|Institution:||University of Khartoum|
|Keywords:||Alert Correlation; Collaborative Intrusion Detection; False Alarm Rate;|
|Full text PDF:||http://khartoumspace.uofk.edu/handle/123456789/25985|
Many of the weaknesses in traditional intrusion detection systems (IDSs) are due to the lack of collaborations among different detection mechanisms, and between intrusion detection and other network management operations and security mechanisms. Therefore, a collaborative intrusion detection system (CIDS) architecture is introduced. The focus in this thesis is on correlation of collaborative intelligent intrusion detection system (CIIDS) alerts. Automation of alert management and analysis is crucial because of the large number of alerts. Alert correlation analyzes the alerts from one or more collaborative intrusion detection systems and aims to relate different alerts to build a big picture of the attack, thus giving a high-level view of the network security status. The correlation process consists of multiple components, each responsible for a different aspect of the overall correlation goal. The sequential order of the correlation components affects the correlation process performance. Moreover, the performance of the correlation process is significantly affected by the network topology, the characteristics of the attack and the available meta-data. Furthermore, the total time needed for the whole process depends on the number of processed alerts in each component. This thesis presents an innovative alert correlation framework that minimizes the number of processed alerts on each component and thus reducing the correlation processing time. By reordering the components, the introduced correlation model reduces the number of processed alerts as early as possible by discarding the irrelevant, unreal and false alerts in the early phases of the correlation process. A new component, shushing the alerts, is added to deal with the unrelated and false positive alerts. Any alert that is not correlated after being processed by a number of components is deliberately removed. An algorithm for this new component is presented. A modified algorithm for fusing the alerts is outlined. The intruders intention is grouped into attack scenarios and the expert knowledge database is hence updated frequently if needed. Thus, by updating the expert knowledge database, the attack scenarios can be used to detect future attacks.
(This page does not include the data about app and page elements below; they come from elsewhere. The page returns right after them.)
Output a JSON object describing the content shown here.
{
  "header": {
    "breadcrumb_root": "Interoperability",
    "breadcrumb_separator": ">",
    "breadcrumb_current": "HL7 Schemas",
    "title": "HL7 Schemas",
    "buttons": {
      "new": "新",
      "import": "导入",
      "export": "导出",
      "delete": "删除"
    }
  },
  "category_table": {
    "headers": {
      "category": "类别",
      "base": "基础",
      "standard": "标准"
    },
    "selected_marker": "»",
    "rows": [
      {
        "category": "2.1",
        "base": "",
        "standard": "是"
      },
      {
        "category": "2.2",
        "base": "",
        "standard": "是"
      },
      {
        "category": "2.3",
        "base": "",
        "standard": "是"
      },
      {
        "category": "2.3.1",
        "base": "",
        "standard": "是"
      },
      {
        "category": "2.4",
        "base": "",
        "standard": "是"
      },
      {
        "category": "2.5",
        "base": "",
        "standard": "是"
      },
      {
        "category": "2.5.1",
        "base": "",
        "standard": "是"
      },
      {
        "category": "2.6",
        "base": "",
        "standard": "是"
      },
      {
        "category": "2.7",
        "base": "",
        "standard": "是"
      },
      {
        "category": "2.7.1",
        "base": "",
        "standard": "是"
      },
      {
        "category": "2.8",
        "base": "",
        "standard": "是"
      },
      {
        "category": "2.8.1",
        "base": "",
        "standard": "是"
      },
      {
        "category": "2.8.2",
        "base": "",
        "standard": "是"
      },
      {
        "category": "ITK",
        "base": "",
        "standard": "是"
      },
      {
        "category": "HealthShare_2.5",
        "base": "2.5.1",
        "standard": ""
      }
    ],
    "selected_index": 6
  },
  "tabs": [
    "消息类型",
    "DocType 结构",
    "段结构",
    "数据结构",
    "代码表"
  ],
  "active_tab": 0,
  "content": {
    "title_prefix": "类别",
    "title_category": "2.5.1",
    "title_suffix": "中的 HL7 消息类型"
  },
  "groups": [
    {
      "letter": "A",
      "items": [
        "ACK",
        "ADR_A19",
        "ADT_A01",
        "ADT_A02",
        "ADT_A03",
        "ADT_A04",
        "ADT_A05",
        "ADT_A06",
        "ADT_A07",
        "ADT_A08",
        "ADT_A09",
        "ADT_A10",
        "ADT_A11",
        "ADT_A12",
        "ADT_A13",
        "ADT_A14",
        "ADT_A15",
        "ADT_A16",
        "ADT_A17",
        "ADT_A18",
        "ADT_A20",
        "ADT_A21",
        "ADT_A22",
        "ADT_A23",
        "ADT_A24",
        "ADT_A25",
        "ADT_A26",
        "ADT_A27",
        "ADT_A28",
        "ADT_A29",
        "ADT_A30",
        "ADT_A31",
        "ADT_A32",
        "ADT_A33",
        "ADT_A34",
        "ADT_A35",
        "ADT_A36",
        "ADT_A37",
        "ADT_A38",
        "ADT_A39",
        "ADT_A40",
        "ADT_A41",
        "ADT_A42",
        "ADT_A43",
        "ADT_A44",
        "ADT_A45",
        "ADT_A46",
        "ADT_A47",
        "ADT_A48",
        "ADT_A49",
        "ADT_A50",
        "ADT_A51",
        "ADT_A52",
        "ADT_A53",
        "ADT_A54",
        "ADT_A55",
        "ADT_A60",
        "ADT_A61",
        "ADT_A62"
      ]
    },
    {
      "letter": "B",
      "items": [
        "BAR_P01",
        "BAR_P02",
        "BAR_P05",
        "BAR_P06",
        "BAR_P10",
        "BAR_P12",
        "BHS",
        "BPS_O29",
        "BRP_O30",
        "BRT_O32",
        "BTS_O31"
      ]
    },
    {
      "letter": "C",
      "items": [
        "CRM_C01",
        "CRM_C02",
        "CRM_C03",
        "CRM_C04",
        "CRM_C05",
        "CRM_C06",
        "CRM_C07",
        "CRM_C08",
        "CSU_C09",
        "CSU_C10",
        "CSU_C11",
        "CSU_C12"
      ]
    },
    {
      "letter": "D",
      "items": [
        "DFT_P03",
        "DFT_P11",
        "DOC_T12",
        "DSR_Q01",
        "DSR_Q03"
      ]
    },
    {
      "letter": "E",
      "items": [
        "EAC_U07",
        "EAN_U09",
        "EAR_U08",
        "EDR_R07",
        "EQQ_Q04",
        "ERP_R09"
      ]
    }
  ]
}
Therefore, by diverting more resources to deal with high risk/priority alerts to be correlated, the effectiveness of alert correlation is significantly improved. DARPA 2000 intrusion detection scenario specific datasets and a testbed network were used to evaluate the innovative alert correlation model. Comparisons with a previous correlation system were performed. The results of processing these datasets and recognizing the attack patterns demonstrated the potential of the improved correlation model and gave favorable results.